Staff Sgt. Billie Barnard, 50th Space Wing GTC agency program coordinator, says the most frequent misuse of the GTC comes when members use it for personal expenditures. 

"The card is meant to be used for costs associated with TDY, things, like airline tickets, rental cars, lodging, meals and incidental expenses associated with TDY," Sergeant Barnard said. "An example of misuse would be if someone bought all of their incidental items at Wal-Mart and then decided to buy a television too. Or they'll say, 'I like that CD so, I'll just throw it on the government card.' That's where it becomes misuse." 

The misconception for some members comes when they simply think because they pay their balance every month, the invalid expenditures will go unnoticed. 

"That is incorrect," Sergeant Barnard said. "We run a transaction report, which includes all GTC expenditures by everyone in the 50th Space Wing, on a monthly basis." 

The finance office takes this offense seriously. So seriously that offending Airmen can experience escalating levels of discipline for repeated offenses. That discipline is handled through unit commanders. Once suspicious expenditures are noticed they are cross referenced with a wing TDY list. 

"We don't send an e-mail to the member saying, 'we think you may have misused your GTC card,'" Sergeant Barnard said. "We just send the information on to the unit commander and let them deal with finding out if the transaction in question was valid or invalid." 

The unit commander can then investigate and report back as to whether the transaction was valid, or that it was invalid and being handled appropriately. 

The DoD FMR does provide unit commanders with options for disciplining offending Airmen, up to and including an Article 92, "Failure to obey order or regulation," but those commanders are free to exercise judgment in each case.
Airmen unfamiliar with proper GTC use can consult the DoD FMR volume 9, chapter 3, or they can also contact the finance office at 567-2010. 

Some misconceptions also arise involving dates of use, but there are no set specific dates for GTC use prior to TDY. 

"We recommend use of the card one day prior to going on TDY," Sergeant Barnard said. "You can use it one day prior for cash advances for example, but you don't use it after you return home because you are no longer on TDY." 

Still, he believes most GTC misuse issues aren't arising out of ignorance. 

"Out of the $200,000 that's spent monthly on average through the 50th Space Wing, there might be five percent of misuse, so a lot of people know what they should and should not be spending on the card," Sergeant Barnard said. "It's just those people who choose to use it without questioning before using it, or they neglect what they've been told and decide to use it anyway." 

There are some cases involving legitimate or unintentional misuse as well, where card members confuse the GTC with other personal credit cards and use the GTC by accident. 

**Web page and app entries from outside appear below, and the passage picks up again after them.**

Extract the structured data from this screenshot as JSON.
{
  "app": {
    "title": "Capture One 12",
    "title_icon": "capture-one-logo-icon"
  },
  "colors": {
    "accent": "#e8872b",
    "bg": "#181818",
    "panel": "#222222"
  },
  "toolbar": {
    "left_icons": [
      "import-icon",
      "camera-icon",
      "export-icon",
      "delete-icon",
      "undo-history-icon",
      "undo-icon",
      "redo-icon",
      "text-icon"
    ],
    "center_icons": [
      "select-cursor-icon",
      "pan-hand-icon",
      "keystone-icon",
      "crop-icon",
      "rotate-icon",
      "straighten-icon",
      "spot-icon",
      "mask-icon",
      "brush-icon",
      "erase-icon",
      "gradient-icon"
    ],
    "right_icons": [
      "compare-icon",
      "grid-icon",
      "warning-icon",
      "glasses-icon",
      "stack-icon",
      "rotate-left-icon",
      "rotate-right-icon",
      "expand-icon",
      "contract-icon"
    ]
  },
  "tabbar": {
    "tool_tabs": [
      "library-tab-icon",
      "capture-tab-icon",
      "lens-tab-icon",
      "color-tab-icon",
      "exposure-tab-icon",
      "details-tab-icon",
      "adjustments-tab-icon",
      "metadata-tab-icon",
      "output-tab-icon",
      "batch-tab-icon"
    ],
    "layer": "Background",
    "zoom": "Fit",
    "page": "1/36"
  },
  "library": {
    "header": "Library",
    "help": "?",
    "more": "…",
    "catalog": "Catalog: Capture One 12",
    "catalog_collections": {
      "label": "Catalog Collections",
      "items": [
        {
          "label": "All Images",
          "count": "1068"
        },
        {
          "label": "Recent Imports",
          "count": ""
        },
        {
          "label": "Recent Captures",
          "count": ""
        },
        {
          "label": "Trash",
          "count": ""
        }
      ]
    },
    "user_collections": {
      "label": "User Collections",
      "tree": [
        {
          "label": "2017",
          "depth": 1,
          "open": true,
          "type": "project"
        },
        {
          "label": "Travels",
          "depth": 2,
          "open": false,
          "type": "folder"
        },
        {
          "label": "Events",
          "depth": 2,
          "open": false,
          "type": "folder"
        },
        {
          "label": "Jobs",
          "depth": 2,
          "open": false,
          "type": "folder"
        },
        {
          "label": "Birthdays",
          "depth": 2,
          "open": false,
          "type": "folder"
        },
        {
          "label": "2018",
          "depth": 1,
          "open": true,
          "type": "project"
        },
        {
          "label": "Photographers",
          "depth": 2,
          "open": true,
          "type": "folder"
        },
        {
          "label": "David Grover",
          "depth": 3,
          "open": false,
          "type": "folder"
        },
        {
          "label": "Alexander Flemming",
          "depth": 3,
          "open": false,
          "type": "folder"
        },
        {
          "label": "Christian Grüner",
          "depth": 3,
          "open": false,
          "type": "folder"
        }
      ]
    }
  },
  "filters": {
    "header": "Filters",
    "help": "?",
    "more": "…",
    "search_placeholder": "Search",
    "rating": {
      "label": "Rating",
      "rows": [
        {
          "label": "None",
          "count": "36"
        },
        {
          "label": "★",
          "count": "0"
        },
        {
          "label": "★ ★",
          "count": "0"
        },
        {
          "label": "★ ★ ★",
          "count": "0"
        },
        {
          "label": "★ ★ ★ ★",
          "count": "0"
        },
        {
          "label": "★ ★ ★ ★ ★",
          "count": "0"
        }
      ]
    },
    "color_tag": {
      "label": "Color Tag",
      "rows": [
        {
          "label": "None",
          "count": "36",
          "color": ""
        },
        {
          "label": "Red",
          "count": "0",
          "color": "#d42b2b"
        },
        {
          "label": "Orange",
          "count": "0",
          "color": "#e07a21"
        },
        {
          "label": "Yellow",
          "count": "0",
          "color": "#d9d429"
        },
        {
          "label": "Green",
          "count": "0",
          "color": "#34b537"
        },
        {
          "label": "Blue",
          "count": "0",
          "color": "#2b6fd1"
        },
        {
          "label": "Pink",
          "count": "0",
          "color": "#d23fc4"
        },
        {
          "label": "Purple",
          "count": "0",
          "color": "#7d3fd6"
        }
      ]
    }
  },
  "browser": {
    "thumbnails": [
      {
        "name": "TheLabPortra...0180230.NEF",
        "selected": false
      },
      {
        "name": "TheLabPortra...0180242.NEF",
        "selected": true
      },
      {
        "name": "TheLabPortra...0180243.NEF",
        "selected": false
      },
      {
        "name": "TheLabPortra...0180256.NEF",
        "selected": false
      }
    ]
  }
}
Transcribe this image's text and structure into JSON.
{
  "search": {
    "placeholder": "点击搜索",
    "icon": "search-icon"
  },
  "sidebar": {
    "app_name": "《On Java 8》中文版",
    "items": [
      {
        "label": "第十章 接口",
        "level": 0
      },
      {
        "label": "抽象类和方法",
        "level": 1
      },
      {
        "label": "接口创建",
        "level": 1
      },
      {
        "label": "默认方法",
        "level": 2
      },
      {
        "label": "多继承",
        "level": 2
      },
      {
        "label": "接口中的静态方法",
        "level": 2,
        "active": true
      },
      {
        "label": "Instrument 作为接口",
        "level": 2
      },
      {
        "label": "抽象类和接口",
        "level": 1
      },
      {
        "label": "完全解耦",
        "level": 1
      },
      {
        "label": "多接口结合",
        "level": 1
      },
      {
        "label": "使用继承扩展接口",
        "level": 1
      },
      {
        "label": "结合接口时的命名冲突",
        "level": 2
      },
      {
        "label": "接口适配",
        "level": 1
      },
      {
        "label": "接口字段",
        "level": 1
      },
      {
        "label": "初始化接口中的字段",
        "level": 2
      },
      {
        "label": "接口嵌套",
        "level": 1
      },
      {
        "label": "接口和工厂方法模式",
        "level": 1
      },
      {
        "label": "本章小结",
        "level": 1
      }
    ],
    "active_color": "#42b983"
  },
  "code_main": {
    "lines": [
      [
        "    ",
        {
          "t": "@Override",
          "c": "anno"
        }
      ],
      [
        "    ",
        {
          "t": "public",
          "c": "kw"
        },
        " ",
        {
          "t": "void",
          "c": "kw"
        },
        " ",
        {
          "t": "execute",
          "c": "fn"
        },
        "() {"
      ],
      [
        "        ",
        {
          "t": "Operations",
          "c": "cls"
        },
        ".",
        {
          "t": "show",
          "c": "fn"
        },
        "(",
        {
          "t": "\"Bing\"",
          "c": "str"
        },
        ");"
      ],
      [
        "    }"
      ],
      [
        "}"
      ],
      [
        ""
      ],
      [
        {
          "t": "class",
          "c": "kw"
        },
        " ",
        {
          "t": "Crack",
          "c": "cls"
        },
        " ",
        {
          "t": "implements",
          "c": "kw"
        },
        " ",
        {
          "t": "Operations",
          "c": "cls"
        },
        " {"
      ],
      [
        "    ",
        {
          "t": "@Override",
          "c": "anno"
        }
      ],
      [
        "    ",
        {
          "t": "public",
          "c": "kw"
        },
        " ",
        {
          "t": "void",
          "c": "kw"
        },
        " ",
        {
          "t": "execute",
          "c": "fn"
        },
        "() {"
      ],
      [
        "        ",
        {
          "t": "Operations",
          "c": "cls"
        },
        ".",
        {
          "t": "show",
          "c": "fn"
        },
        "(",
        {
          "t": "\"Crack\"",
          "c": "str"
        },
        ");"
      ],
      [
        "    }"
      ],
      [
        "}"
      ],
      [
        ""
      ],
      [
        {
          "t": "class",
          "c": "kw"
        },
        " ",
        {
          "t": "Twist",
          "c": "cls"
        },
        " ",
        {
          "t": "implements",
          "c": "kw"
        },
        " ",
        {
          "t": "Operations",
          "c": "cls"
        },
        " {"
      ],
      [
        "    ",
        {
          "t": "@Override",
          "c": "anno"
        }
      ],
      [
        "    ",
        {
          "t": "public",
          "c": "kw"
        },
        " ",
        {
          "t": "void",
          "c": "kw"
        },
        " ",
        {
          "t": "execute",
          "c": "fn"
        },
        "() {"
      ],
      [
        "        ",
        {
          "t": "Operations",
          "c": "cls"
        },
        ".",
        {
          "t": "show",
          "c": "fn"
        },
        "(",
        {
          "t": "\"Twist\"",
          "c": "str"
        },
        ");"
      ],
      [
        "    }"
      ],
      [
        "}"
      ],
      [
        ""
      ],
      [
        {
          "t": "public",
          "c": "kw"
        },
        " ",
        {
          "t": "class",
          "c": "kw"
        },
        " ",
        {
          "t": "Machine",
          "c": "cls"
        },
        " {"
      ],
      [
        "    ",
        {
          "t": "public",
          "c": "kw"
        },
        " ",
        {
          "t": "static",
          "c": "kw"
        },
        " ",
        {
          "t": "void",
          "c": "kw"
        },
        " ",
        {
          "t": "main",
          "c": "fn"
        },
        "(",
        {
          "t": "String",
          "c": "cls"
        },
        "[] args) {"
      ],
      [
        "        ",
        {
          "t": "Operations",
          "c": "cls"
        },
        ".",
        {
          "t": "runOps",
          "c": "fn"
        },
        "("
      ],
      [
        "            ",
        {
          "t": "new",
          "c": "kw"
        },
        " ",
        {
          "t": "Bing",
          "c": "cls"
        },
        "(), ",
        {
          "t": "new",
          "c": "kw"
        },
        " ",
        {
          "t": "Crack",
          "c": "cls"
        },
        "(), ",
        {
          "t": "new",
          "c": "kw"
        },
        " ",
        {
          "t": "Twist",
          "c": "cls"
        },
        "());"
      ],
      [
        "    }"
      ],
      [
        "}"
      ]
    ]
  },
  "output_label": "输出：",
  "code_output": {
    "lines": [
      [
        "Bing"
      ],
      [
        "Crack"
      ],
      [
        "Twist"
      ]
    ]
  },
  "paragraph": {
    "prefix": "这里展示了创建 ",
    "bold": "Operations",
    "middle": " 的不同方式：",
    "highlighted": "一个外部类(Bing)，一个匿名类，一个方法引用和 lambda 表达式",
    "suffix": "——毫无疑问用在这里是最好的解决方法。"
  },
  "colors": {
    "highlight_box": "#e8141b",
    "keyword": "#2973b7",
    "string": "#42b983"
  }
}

The APC says those cases are understandable, but the situations where card members are knowingly using the card at a restaurant or a retail store downtown are clear violations. 

On other fronts, the finance office also handles issues involving the conversion of the GTC from Bank of America to Citibank, an action that occurred in November 2008. Most card members were issued new cards from Citibank and instructed to use those after Nov. 29. 

"One of the big issues is Citibank has not completely perfected it's Web site," Sergeant Barnard said. "Probably 96 percent of the people who had a Bank of America GTC received new cards from Citibank, but of the 4 percent who did not receive a new card, it's been tough to get a new card." 

The finance office also handles delinquent-payment cases involving the GTC. 

Card members are expected to pay their balance in full every month, but in some cases, those members are on extended TDY assignments. 

"We do have cases where people become delinquent and we understand we can not control the length of TDYs," Sergeant Barnard said. "So our goal for delinquent payments is 2 percent, based on the total charges for the month divided by the total amount that is delinquent -- $4,000 for delinquencies in a month when you're talking $200,000 in transactions ... that's tough."